(Dataset rows describing interfaces)

[Start of Attachment]

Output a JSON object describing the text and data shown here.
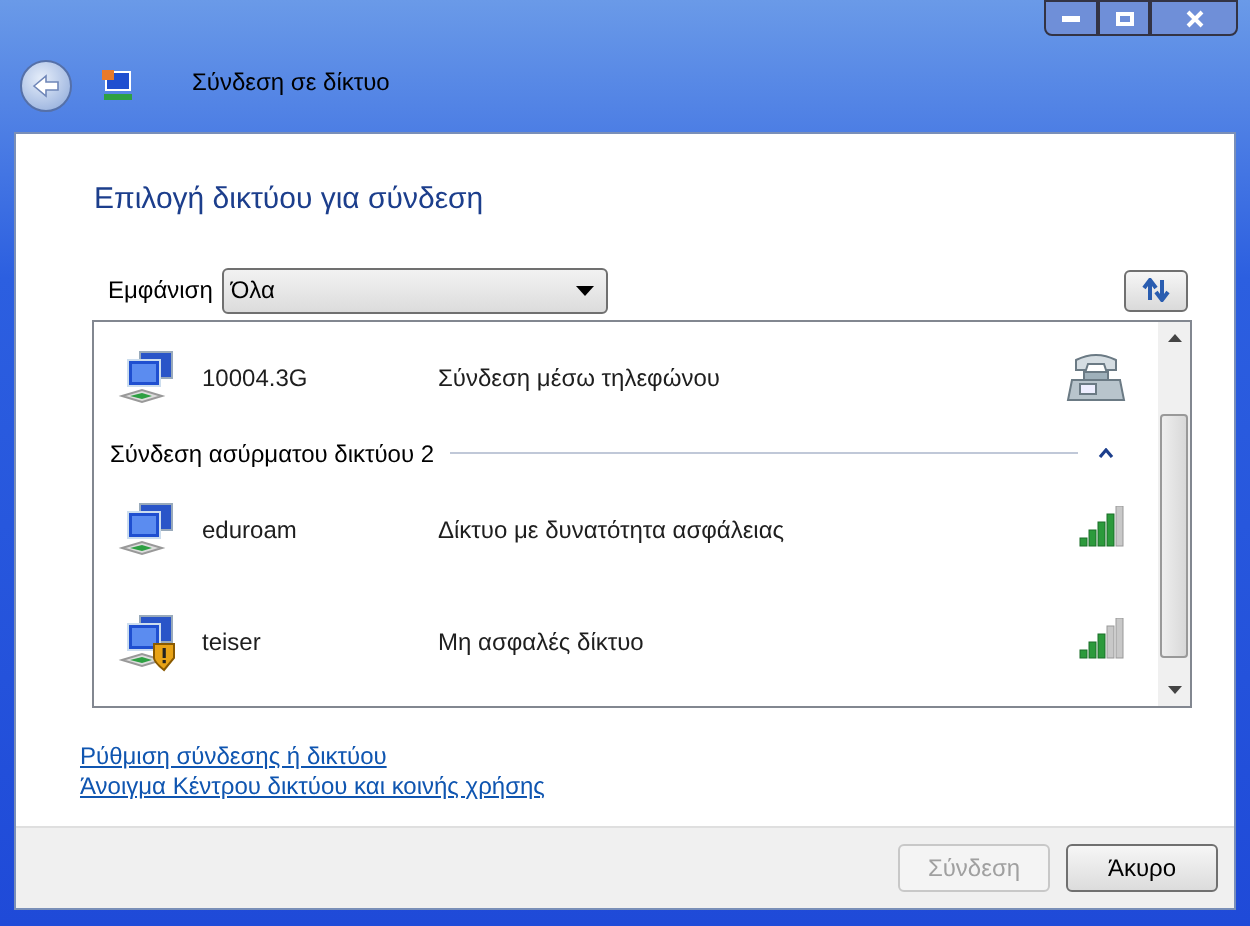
{
  "window": {
    "title": "Σύνδεση σε δίκτυο"
  },
  "heading": "Επιλογή δικτύου για σύνδεση",
  "filter": {
    "label": "Εμφάνιση",
    "value": "Όλα"
  },
  "connections": [
    {
      "name": "10004.3G",
      "kind": "dialup",
      "status": "Σύνδεση μέσω τηλεφώνου",
      "warning": false
    }
  ],
  "groups": [
    {
      "title": "Σύνδεση ασύρματου δικτύου 2",
      "expanded": true,
      "networks": [
        {
          "name": "eduroam",
          "kind": "wifi",
          "status": "Δίκτυο με δυνατότητα ασφάλειας",
          "warning": false,
          "strong_signal": true
        },
        {
          "name": "teiser",
          "kind": "wifi",
          "status": "Μη ασφαλές δίκτυο",
          "warning": true,
          "strong_signal": false
        }
      ]
    }
  ],
  "links": [
    "Ρύθμιση σύνδεσης ή δικτύου",
    "Άνοιγμα Κέντρου δικτύου και κοινής χρήσης"
  ],
  "buttons": [
    {
      "label": "Σύνδεση",
      "disabled": true
    },
    {
      "label": "Άκυρο",
      "disabled": false
    }
  ]
}
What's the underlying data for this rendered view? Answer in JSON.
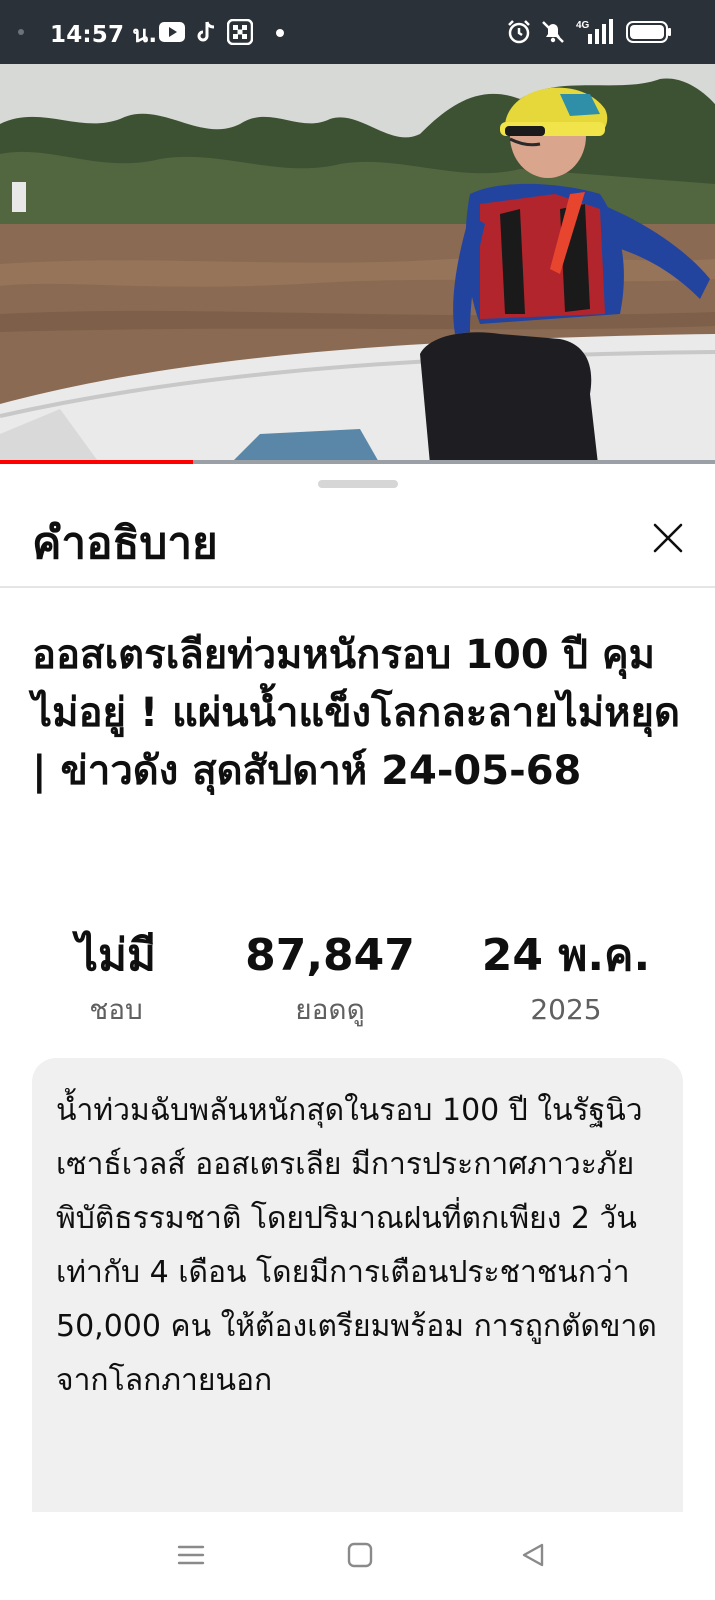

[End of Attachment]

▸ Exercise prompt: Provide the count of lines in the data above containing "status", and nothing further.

▸ Result: 3